    Conflict of interest
    Acknowledgement This work was supported by the National Health and Medical Research Council of Australia (Grant # 1024769)
    Introduction Methoxychlor (MXC), an organochlorine pesticide that has a similar structure to dichlorodiphenyl trichloroethane, has been widely used as a preferred alternative to dichlorodiphenyl trichloroethane due to its lower levels of persistence in the environment [1,2]. People expose to MXC primarily via contaminated air, soil, and water.

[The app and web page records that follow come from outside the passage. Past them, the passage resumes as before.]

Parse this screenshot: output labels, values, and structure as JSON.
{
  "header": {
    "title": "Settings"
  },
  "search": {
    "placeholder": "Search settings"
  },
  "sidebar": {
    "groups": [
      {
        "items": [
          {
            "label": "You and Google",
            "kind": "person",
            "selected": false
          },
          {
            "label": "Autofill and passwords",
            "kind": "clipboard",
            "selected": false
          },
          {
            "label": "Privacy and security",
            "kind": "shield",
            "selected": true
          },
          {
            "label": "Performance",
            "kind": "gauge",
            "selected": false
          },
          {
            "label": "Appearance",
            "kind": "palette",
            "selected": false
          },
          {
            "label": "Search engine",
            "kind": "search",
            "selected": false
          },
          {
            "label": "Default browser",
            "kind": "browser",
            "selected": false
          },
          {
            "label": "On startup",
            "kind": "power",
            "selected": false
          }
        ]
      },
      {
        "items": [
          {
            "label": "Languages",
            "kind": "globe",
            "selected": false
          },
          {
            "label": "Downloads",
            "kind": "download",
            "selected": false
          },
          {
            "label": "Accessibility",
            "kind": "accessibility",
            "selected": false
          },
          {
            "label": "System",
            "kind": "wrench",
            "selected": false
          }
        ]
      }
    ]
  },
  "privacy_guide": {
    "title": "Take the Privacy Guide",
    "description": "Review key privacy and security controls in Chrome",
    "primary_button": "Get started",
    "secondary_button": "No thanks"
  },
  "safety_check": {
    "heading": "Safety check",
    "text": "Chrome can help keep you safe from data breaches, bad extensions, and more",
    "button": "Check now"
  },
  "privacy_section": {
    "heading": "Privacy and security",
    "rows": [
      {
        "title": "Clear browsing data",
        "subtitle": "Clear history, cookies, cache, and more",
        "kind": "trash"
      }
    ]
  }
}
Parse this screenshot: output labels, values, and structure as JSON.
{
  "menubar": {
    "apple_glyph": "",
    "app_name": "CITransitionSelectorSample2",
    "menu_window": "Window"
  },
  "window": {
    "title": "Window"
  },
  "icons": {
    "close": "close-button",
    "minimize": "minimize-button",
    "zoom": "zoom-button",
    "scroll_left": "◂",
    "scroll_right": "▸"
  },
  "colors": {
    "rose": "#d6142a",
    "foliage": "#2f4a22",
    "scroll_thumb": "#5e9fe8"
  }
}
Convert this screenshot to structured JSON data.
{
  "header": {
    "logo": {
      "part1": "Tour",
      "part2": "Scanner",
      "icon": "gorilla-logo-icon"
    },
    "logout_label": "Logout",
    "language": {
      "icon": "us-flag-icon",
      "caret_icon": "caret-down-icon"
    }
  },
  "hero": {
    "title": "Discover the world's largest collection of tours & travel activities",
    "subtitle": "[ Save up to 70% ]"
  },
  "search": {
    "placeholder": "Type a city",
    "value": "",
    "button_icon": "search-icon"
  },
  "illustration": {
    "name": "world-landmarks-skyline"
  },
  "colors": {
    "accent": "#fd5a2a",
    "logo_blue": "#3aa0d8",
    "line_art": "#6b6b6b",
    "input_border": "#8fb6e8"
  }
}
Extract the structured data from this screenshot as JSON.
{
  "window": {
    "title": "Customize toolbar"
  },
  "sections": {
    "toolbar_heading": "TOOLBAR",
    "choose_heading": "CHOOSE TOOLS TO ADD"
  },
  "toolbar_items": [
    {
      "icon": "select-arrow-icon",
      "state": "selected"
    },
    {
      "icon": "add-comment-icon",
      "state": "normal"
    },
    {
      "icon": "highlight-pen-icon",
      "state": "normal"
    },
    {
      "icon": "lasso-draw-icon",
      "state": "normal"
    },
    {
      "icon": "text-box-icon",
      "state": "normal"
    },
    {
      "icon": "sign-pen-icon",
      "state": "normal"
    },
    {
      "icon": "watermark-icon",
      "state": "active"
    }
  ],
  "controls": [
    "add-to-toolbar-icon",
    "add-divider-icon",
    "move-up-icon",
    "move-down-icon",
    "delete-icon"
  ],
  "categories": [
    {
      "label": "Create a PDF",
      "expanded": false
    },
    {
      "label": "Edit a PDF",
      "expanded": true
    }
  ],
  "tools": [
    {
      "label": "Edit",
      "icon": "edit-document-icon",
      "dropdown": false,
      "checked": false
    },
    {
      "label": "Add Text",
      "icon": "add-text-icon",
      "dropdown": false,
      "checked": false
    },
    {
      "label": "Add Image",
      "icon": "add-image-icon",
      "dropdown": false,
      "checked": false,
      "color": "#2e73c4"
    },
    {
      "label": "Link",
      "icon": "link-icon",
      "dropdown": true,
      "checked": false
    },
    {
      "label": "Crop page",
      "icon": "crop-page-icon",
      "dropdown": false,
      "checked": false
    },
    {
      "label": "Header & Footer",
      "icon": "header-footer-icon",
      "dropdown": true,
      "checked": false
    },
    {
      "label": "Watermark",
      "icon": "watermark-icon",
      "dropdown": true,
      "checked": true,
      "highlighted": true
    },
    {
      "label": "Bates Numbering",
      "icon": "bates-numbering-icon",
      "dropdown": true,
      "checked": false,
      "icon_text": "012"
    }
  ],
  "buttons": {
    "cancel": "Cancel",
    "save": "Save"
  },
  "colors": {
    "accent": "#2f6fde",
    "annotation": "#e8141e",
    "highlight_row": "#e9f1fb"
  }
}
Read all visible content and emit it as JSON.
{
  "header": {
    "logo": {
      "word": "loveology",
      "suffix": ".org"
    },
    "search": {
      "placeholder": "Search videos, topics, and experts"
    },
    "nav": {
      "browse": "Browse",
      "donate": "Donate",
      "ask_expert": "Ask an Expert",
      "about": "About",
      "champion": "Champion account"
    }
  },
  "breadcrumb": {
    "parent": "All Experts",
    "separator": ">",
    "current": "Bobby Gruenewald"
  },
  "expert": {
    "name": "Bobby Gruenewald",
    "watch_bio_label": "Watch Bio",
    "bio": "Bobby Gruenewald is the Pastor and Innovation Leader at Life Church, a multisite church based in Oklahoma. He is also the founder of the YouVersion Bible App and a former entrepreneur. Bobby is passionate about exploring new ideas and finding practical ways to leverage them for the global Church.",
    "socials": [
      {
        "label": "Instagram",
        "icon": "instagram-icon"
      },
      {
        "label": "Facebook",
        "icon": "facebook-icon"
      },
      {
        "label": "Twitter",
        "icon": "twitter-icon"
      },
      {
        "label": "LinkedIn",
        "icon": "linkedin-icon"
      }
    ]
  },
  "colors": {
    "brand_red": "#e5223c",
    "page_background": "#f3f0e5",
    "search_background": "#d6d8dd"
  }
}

After entering into the human body, MXC is predominantly metabolized into mono- and bis-demethylated metabolites, including 2-(4-hydroxyphenyl)-2- (4-methoxyphenyl)-1,1,1-trichloroethane and 2,2-bis(4- hydroxyphenyl)- 1,1,1-trichloroethane (hydroxychlor, HPTE) [2]. Previous observations indicate that both MXC and HPTE are endocrine disruptors [3,4]. MXC and HPTE could potently reduce steroid biosynthesis in the testis and ovary, possibly via directly suppressing cytochrome P450 side chain cleavage enzyme, cytochrome P450 17α-hydroxylase/20-lyase, 3β-hydroxysteroid dehydrogenase, and 17β-hydroxysteroid dehydrogenase 3 activities [[4], [5], [6]].